NEIGHBORHOODS LA - A few Saturdays ago I was honored to help kickoff the effort to review the Plan for a Citywide System of Neighborhood Councils as part of a three-person panel.
Host and Commissioner Doug Epperhart started the discussion by asking each panelist what we would do differently if we had to do it all over again.
The Plan was developed after the new City Charter was adopted by the voters, and I explained to the audience that if I knew then, when I was writing the first draft of the neighborhood council system, what I know now, the structure would have been drastically different.
Without getting into details, I said that my “do over” would involve an amendment to the City Charter, and another public vote. So I focused my remarks on the much easier task of possibly amending certain features of the Plan.
This seems like a good time to revisit a proposal for a grand reshaping of the neighborhood council system. It’s called “delinking.”
When the Plan was adopted by the City Council it called for the neighborhood councils to be “as independent, self-governing, and self-directed as possible.”
The reasoning was simple. The new councils could hardly be considered “empowered,” and certainly couldn’t be effective watchdogs if they were too tightly controlled by city hall.
In that same paragraph, the Plan also prescribed that the Department of Neighborhood Empowerment (DONE) shall assist the councils pursue tax-exempt status and/or non-profit incorporation “to strengthen their independence.”

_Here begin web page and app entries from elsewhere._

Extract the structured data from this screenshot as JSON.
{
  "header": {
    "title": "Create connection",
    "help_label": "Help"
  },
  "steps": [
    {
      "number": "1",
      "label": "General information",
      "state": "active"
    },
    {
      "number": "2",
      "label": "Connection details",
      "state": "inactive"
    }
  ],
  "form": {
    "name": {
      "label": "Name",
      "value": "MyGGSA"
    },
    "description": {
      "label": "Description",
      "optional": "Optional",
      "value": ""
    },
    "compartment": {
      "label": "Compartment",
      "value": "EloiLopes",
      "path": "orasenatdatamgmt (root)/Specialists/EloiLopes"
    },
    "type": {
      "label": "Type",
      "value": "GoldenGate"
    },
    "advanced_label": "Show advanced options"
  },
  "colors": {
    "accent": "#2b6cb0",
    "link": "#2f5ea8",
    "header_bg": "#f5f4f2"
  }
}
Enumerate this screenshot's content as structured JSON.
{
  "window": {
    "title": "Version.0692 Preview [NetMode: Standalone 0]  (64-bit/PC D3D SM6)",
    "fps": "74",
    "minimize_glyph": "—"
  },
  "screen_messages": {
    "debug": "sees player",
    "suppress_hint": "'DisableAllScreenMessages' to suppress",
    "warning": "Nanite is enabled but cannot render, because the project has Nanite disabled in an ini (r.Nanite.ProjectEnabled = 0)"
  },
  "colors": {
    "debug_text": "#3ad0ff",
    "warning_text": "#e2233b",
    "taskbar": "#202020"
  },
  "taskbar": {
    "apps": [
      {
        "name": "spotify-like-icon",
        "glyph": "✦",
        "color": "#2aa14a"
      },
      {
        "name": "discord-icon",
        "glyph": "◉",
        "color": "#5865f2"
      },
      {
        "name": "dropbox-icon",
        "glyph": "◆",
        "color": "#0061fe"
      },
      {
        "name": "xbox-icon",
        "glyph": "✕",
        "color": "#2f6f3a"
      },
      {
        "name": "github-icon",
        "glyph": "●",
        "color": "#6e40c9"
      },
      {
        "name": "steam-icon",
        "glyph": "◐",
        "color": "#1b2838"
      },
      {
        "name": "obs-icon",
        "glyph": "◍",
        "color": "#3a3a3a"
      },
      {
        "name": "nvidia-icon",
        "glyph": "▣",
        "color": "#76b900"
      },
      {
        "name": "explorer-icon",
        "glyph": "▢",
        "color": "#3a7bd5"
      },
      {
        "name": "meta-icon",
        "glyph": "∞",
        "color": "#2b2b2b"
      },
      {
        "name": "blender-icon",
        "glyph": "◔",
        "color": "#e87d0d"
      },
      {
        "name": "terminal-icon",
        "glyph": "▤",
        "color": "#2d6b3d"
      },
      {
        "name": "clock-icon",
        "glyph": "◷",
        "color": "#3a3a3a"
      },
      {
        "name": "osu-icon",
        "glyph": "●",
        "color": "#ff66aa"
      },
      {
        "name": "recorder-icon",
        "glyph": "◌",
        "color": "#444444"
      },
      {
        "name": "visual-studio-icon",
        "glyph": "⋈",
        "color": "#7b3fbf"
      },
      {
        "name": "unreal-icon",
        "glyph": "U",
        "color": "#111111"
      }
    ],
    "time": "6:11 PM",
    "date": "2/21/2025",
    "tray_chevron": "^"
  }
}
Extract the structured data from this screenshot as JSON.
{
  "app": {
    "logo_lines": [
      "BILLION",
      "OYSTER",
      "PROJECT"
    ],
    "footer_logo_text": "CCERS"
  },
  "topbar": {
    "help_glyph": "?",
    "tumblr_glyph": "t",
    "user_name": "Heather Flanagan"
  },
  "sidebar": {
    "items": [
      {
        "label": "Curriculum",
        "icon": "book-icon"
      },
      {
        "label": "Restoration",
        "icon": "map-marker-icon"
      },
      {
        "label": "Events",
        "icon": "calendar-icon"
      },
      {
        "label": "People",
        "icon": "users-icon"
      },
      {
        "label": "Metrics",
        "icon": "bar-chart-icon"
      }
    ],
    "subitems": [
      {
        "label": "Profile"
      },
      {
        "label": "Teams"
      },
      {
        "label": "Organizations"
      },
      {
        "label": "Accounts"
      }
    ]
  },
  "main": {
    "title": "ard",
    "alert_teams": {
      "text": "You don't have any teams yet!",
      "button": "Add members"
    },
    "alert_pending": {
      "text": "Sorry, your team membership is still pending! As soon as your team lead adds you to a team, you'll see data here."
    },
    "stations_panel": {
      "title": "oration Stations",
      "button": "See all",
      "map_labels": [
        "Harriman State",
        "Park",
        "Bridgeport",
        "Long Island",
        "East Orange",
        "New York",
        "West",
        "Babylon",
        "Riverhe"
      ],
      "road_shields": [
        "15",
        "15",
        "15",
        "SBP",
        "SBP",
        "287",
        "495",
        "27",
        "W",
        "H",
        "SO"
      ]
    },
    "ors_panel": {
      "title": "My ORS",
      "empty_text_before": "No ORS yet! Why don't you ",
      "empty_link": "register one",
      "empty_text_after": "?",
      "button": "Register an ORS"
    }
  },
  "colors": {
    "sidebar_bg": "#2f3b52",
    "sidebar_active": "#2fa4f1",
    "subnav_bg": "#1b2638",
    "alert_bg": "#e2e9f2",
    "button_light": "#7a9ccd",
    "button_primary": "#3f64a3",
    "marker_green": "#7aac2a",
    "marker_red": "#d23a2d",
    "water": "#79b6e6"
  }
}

That looked good until the Office of City Attorney opined that the neighborhood councils, because they were created by actions of a city government agency, would be affected by the antiquated and complex Ralph M. Brown Act that was designed for all the right reasons in the ‘50s to ensure transparency in local government.
By extension, this meant that the councils also had to abide by state laws regarding access to their records, and conflicts of interest.
Instantly, DONE’s role of assisting the new councils in outreach, understanding government, being good leaders, increasing public participation, and getting things done with city government, shifted to teaching the council leaders about all the things they couldn’t do, at the risk of criminal penalties.
If I could do it, I would amend the City Charter to abolish the existing neighborhood council system and turn neighborhood councils into nonprofit organizations that would get $50,000 a year through grants. They would also get special privileges, such as the ability to have Community Impact Statements printed on agendas, participation in the city’s budget process, inclusion in the Early Notification System, free office space, free pre-election mailings, more time during public hearings, etc.
By “delinking” neighborhood councils from city hall, DONE would continue to be responsible for nurturing neighborhood councils, but its main role would be that of a grants administrator.
City money could handled by a third party that would be responsible to the city for the proper use of the funds by the neighborhood councils, thereby reducing the accounting burden on the neighborhood councils, and lots of petty squabbling that can suck the air out of the room at board meetings.
The neighborhood councils and the city would be bound through a contract so the city, DONE, or the Board of Neighborhood Councils couldn’t change the terms on a whim.
In order to receive the grant money and privileges, the councils would have to agree meet certain performance criteria, essentially that which is already required by the regulations.
A local “Sunshine Law” would be developed to ensure that meetings are open and fair -- capturing the most valuable features of the Brown Act and the other state laws, and dumping those that don’t help increase public involvement.
Once truly independent from City Hall, the neighborhood councils would be in a position to exert greater political influence. They could hire their own attorneys, sue the city, and purchase their own insurance policies and liability protections.
Getting there requires traveling a rough road unless there are enough progressive and enlightened leaders on the City Council to place such a measure on the ballot.
(Greg Nelson is a former general manager of the Department of Neighborhood Empowerment, was instrumental in the creation of the LA Neighborhood Council System, served as chief of staff for former LA City Councilman Joel Wachs … and occasionally writes for CityWatch. He can be reached at [email protected])
Vol 11 Issue 21
Pub: Mar 12, 2013